“It is incomprehensible to me that while creditworthy small businesses in Vermont and throughout the country could not receive affordable loans, the Federal Reserve was providing tens of billions of dollars in credit to a bank that is substantially owned by the Central Bank of Libya,” Sanders said.
In a letter to Federal Reserve Chairman Ben Bernanke and others, Sanders asked why the central bank made at least 46 emergency, low-interest loans to the Arab Banking Corp., in which the Central Bank of Libya owns a 59 percent stake.
This, of course, is an addition to previously secret Federal Reserve bailouts of various multi-billion dollar corporations like McDonald’s and Verizon, along with two European megabanks. The Federal Reserve is clearly a shady organization. It exists in a shadowy realm on the periphery of government and business, and it is unclear what exactly its roles are, and with whom its allegiances lie. Most Americans know little about the organization; views range from one of complete indifference to detailed conspiracy theories involving the influential Rothschilds and the mysterious Bilderberg Group.
Why is there so much secrecy surrounding the Federal Reserve? Why does the public know so little about it, and why does the media do such a poor job covering it? The Federal Reserve is generally presented as being an entity of the government – its name certainly applies as much. In reality, the Federal Reserve is a private organization, comprised of shadowy alliances between the country’s – and now, undoubtedly, the world’s – largest banks. Apart from its symbolic figurehead, the United States government – and therefore, the American people – have absolutely no say in its operations. So why exactly does the Federal Reserve exist? What purpose is it intended to serve?
The very history of the Federal Reserve is contentious. It was created by a last second piece of legislation that passed mere days before Christmas, when most elected officials had returned home for the holidays. The legislation created the Federal Reserve out of nothing, and granted it the sole right to print money for the United States. Prior to this, the U.S. government printed its own money, but with the creation of the Federal Reserve, that privilege had been passed into private hands. Bankers had tried for generations to obtain this coveted right, but they were not successful until this financial coup of 1913.
The ramifications of this are more extensive and drastic than most people imagine. Perhaps the most dangerous consequence was the notion that our currency was now irrevocably bogged with debt. The Federal Reserve created our money out of nothing, but then “lent” this money to the U.S. government at interest. It is not hard to realize that, under such circumstances, it would be impossible for the U.S. to ever climb its way out from this debt.

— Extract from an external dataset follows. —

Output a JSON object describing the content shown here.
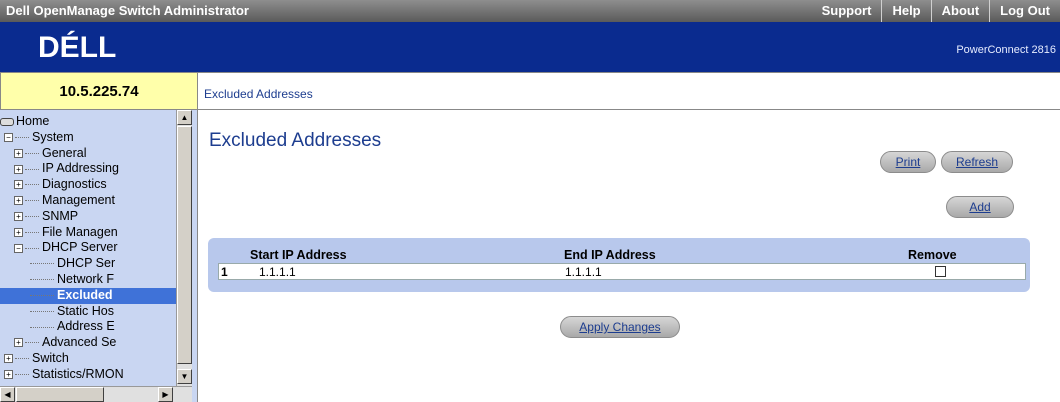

In short, the Federal Reserve guaranteed that we were eternally indebted to them, thus guaranteeing indefinite and unprecedented profits.
Sen. Bernie Sanders is one of only a few elected officials in history to have the courage to openly question the actions of the Federal Reserve, and as a result of his heroic actions, troubling revelations are coming to the public eye. But Sanders hasn’t yet gone far enough, as these realizations only scratch the surface of just how far-reaching the actions of the Federal Reserve, and how contrary they are to the interests of ordinary Americans.
Why was the Federal Reserve providing money to the Central Bank of Libya (which was then loaned back to the U.S. Treasury through the purchase of U.S. bonds)? Is it a coincidence that we are now involved in military operations there? The fact that we even have to ask such a question is evidence enough that we know far too little about this organization that holds such sway over the U.S. – and, indeed, world – economy, and it is imperative that we start learning.